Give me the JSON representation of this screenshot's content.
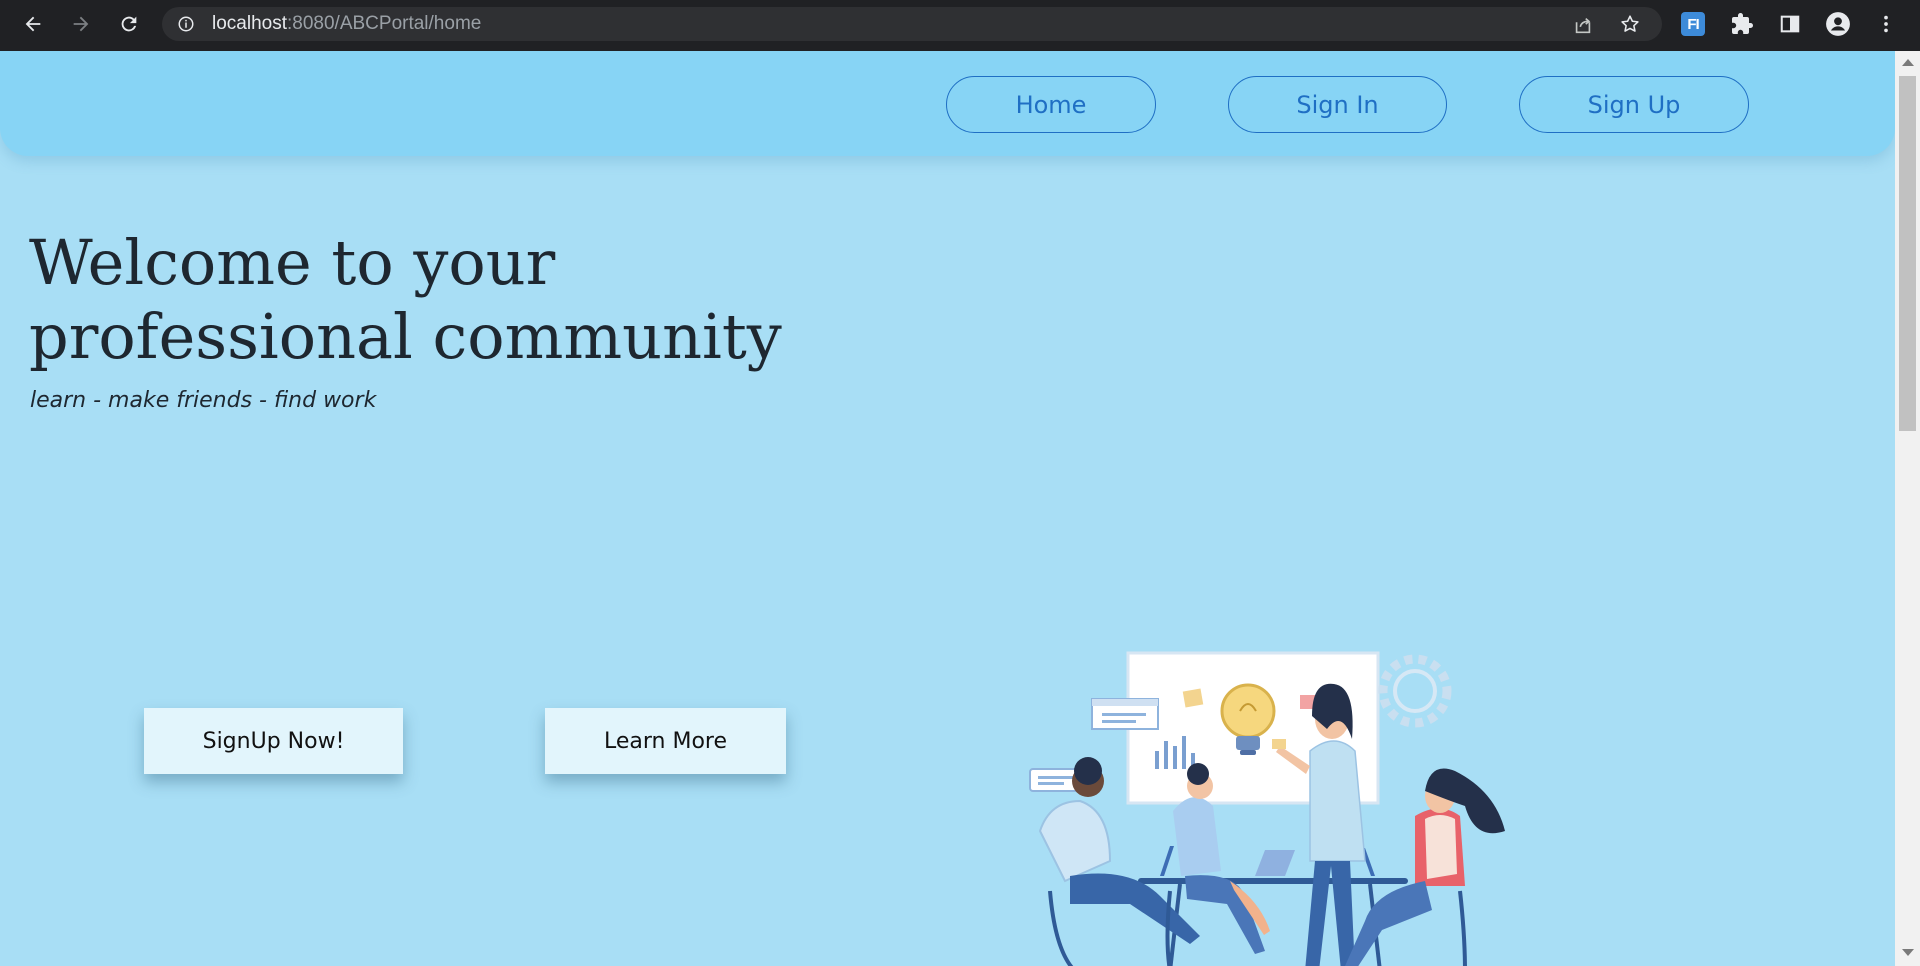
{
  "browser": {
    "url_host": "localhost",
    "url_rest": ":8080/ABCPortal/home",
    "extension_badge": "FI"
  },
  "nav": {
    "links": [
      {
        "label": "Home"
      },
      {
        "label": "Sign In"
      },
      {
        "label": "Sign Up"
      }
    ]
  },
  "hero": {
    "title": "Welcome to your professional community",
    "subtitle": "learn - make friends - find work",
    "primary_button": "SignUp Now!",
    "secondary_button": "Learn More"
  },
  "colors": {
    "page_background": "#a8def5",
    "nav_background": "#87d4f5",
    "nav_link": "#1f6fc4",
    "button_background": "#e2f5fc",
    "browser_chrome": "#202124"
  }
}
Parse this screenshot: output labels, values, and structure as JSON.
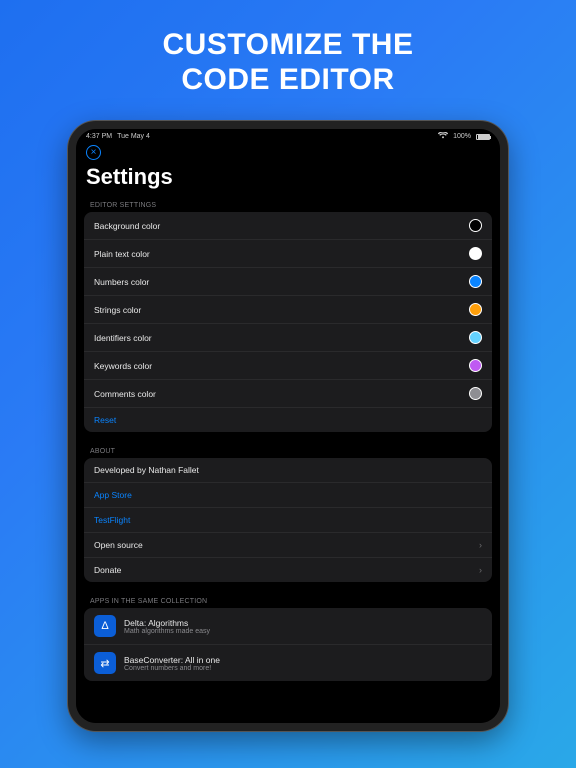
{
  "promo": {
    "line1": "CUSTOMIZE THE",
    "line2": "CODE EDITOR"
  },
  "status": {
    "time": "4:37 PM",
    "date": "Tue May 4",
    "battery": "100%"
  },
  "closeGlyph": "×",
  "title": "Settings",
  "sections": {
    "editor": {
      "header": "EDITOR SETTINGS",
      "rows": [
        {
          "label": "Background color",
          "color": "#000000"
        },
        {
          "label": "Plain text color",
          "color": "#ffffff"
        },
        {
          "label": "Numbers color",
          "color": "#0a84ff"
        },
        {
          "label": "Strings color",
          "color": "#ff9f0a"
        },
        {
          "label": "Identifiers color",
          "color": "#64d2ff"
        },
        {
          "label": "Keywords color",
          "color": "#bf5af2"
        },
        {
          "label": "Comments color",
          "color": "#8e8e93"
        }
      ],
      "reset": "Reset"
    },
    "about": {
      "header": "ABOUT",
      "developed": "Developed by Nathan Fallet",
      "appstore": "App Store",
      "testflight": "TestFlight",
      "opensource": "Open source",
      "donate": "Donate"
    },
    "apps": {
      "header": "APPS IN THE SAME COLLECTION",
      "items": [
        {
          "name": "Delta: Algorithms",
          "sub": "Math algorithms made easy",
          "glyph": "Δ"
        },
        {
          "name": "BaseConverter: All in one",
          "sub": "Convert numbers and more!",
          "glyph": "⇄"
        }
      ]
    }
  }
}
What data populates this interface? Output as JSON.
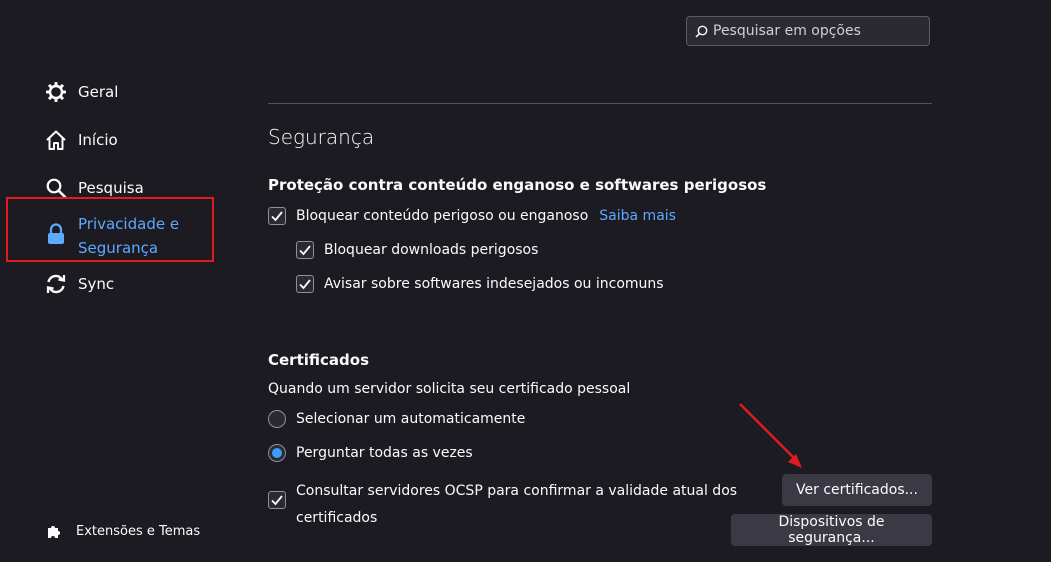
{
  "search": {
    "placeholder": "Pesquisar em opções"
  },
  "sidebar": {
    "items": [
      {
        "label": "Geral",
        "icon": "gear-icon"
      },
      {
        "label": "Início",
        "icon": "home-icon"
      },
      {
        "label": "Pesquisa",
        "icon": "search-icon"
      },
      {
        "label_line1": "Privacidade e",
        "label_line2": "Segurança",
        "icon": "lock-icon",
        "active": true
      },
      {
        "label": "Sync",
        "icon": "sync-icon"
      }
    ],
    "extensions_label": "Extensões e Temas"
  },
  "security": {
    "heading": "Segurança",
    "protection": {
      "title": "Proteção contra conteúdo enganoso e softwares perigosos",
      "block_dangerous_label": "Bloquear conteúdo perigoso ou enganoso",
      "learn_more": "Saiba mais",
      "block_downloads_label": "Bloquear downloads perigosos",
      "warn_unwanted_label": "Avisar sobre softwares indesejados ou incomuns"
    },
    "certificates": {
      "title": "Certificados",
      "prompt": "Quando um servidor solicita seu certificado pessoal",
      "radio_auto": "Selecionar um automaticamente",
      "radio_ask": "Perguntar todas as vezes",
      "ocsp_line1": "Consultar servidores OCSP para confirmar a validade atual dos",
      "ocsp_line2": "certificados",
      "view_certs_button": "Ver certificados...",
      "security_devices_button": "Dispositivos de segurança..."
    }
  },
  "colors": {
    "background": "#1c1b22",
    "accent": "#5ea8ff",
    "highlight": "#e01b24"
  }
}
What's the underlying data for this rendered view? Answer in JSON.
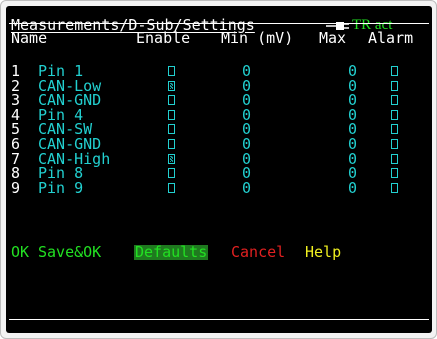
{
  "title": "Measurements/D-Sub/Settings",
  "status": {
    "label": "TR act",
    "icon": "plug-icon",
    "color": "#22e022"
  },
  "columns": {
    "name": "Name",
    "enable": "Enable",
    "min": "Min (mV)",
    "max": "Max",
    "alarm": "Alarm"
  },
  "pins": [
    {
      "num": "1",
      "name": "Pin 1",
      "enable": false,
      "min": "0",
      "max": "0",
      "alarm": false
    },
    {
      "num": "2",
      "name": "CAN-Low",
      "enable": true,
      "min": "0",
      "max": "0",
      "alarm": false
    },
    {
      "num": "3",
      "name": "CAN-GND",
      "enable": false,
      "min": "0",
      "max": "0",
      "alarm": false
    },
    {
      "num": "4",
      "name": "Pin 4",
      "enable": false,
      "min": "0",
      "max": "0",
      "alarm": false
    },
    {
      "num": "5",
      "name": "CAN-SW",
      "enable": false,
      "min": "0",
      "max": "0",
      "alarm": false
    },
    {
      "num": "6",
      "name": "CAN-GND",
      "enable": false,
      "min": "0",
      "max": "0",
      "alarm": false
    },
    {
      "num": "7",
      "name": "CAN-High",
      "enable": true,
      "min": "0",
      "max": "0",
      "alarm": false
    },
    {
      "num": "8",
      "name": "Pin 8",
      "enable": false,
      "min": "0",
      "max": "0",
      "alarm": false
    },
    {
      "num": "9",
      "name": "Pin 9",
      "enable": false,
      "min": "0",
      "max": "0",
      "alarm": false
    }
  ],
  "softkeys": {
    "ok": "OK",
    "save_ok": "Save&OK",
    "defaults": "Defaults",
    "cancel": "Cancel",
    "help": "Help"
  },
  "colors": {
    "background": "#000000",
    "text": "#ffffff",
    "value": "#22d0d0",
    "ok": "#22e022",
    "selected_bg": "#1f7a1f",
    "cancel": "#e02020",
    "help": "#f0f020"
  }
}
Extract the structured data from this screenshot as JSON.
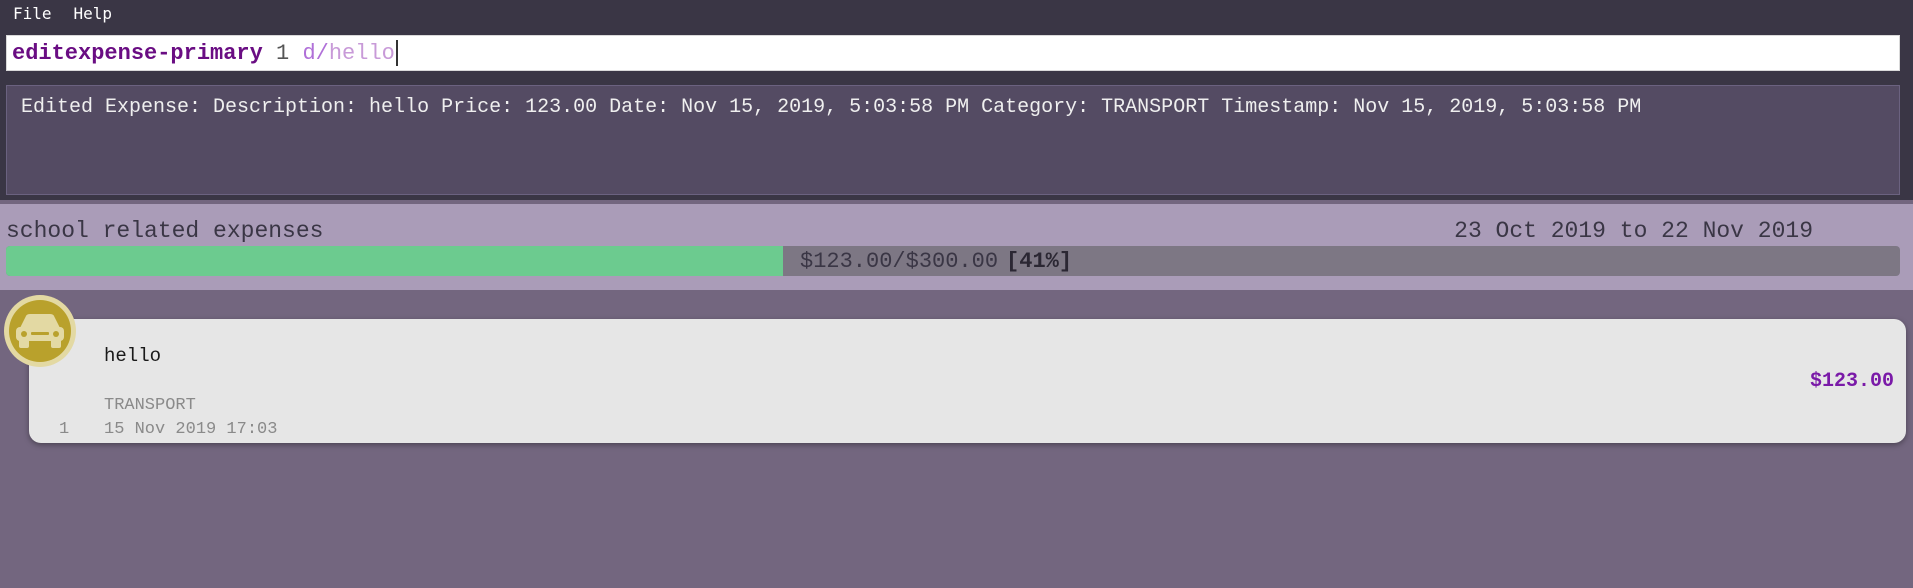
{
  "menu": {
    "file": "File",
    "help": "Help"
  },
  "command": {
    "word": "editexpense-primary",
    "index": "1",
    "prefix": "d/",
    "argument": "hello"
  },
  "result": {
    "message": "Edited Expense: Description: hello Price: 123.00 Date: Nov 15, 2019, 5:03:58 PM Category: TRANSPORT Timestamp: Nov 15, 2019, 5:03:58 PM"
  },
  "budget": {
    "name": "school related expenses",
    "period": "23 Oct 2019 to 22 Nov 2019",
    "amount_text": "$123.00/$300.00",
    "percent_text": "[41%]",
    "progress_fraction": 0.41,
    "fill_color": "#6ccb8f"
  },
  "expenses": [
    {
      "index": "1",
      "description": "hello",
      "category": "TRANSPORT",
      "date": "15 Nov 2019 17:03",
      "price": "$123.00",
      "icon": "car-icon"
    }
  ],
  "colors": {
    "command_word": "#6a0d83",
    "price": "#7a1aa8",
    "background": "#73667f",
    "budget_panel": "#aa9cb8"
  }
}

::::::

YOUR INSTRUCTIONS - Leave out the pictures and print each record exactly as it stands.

YOUR RESPONSE -
Give me the JSON representation of this screenshot's content.
{
  "browser": {
    "url_host": "localhost",
    "url_rest": ":8080/ABCPortal/home",
    "extension_badge": "FI"
  },
  "nav": {
    "links": [
      {
        "label": "Home"
      },
      {
        "label": "Sign In"
      },
      {
        "label": "Sign Up"
      }
    ]
  },
  "hero": {
    "title": "Welcome to your professional community",
    "subtitle": "learn - make friends - find work",
    "primary_button": "SignUp Now!",
    "secondary_button": "Learn More"
  },
  "colors": {
    "page_background": "#a8def5",
    "nav_background": "#87d4f5",
    "nav_link": "#1f6fc4",
    "button_background": "#e2f5fc",
    "browser_chrome": "#202124"
  }
}
Parse this screenshot: output labels, values, and structure as JSON.
{
  "promo": {
    "line1": "CUSTOMIZE THE",
    "line2": "CODE EDITOR"
  },
  "status": {
    "time": "4:37 PM",
    "date": "Tue May 4",
    "battery": "100%"
  },
  "closeGlyph": "×",
  "title": "Settings",
  "sections": {
    "editor": {
      "header": "EDITOR SETTINGS",
      "rows": [
        {
          "label": "Background color",
          "color": "#000000"
        },
        {
          "label": "Plain text color",
          "color": "#ffffff"
        },
        {
          "label": "Numbers color",
          "color": "#0a84ff"
        },
        {
          "label": "Strings color",
          "color": "#ff9f0a"
        },
        {
          "label": "Identifiers color",
          "color": "#64d2ff"
        },
        {
          "label": "Keywords color",
          "color": "#bf5af2"
        },
        {
          "label": "Comments color",
          "color": "#8e8e93"
        }
      ],
      "reset": "Reset"
    },
    "about": {
      "header": "ABOUT",
      "developed": "Developed by Nathan Fallet",
      "appstore": "App Store",
      "testflight": "TestFlight",
      "opensource": "Open source",
      "donate": "Donate"
    },
    "apps": {
      "header": "APPS IN THE SAME COLLECTION",
      "items": [
        {
          "name": "Delta: Algorithms",
          "sub": "Math algorithms made easy",
          "glyph": "Δ"
        },
        {
          "name": "BaseConverter: All in one",
          "sub": "Convert numbers and more!",
          "glyph": "⇄"
        }
      ]
    }
  }
}
What data populates this interface? Output as JSON.
{
  "search": {
    "placeholder": "Pesquisar em opções"
  },
  "sidebar": {
    "items": [
      {
        "label": "Geral",
        "icon": "gear-icon"
      },
      {
        "label": "Início",
        "icon": "home-icon"
      },
      {
        "label": "Pesquisa",
        "icon": "search-icon"
      },
      {
        "label_line1": "Privacidade e",
        "label_line2": "Segurança",
        "icon": "lock-icon",
        "active": true
      },
      {
        "label": "Sync",
        "icon": "sync-icon"
      }
    ],
    "extensions_label": "Extensões e Temas"
  },
  "security": {
    "heading": "Segurança",
    "protection": {
      "title": "Proteção contra conteúdo enganoso e softwares perigosos",
      "block_dangerous_label": "Bloquear conteúdo perigoso ou enganoso",
      "learn_more": "Saiba mais",
      "block_downloads_label": "Bloquear downloads perigosos",
      "warn_unwanted_label": "Avisar sobre softwares indesejados ou incomuns"
    },
    "certificates": {
      "title": "Certificados",
      "prompt": "Quando um servidor solicita seu certificado pessoal",
      "radio_auto": "Selecionar um automaticamente",
      "radio_ask": "Perguntar todas as vezes",
      "ocsp_line1": "Consultar servidores OCSP para confirmar a validade atual dos",
      "ocsp_line2": "certificados",
      "view_certs_button": "Ver certificados...",
      "security_devices_button": "Dispositivos de segurança..."
    }
  },
  "colors": {
    "background": "#1c1b22",
    "accent": "#5ea8ff",
    "highlight": "#e01b24"
  }
}
What's the underlying data for this rendered view? Answer in JSON.
{
  "title": "Measurements/D-Sub/Settings",
  "status": {
    "label": "TR act",
    "icon": "plug-icon",
    "color": "#22e022"
  },
  "columns": {
    "name": "Name",
    "enable": "Enable",
    "min": "Min (mV)",
    "max": "Max",
    "alarm": "Alarm"
  },
  "pins": [
    {
      "num": "1",
      "name": "Pin 1",
      "enable": false,
      "min": "0",
      "max": "0",
      "alarm": false
    },
    {
      "num": "2",
      "name": "CAN-Low",
      "enable": true,
      "min": "0",
      "max": "0",
      "alarm": false
    },
    {
      "num": "3",
      "name": "CAN-GND",
      "enable": false,
      "min": "0",
      "max": "0",
      "alarm": false
    },
    {
      "num": "4",
      "name": "Pin 4",
      "enable": false,
      "min": "0",
      "max": "0",
      "alarm": false
    },
    {
      "num": "5",
      "name": "CAN-SW",
      "enable": false,
      "min": "0",
      "max": "0",
      "alarm": false
    },
    {
      "num": "6",
      "name": "CAN-GND",
      "enable": false,
      "min": "0",
      "max": "0",
      "alarm": false
    },
    {
      "num": "7",
      "name": "CAN-High",
      "enable": true,
      "min": "0",
      "max": "0",
      "alarm": false
    },
    {
      "num": "8",
      "name": "Pin 8",
      "enable": false,
      "min": "0",
      "max": "0",
      "alarm": false
    },
    {
      "num": "9",
      "name": "Pin 9",
      "enable": false,
      "min": "0",
      "max": "0",
      "alarm": false
    }
  ],
  "softkeys": {
    "ok": "OK",
    "save_ok": "Save&OK",
    "defaults": "Defaults",
    "cancel": "Cancel",
    "help": "Help"
  },
  "colors": {
    "background": "#000000",
    "text": "#ffffff",
    "value": "#22d0d0",
    "ok": "#22e022",
    "selected_bg": "#1f7a1f",
    "cancel": "#e02020",
    "help": "#f0f020"
  }
}
Extract the structured data from this screenshot as JSON.
{
  "menu": {
    "file": "File",
    "help": "Help"
  },
  "command": {
    "word": "editexpense-primary",
    "index": "1",
    "prefix": "d/",
    "argument": "hello"
  },
  "result": {
    "message": "Edited Expense: Description: hello Price: 123.00 Date: Nov 15, 2019, 5:03:58 PM Category: TRANSPORT Timestamp: Nov 15, 2019, 5:03:58 PM"
  },
  "budget": {
    "name": "school related expenses",
    "period": "23 Oct 2019 to 22 Nov 2019",
    "amount_text": "$123.00/$300.00",
    "percent_text": "[41%]",
    "progress_fraction": 0.41,
    "fill_color": "#6ccb8f"
  },
  "expenses": [
    {
      "index": "1",
      "description": "hello",
      "category": "TRANSPORT",
      "date": "15 Nov 2019 17:03",
      "price": "$123.00",
      "icon": "car-icon"
    }
  ],
  "colors": {
    "command_word": "#6a0d83",
    "price": "#7a1aa8",
    "background": "#73667f",
    "budget_panel": "#aa9cb8"
  }
}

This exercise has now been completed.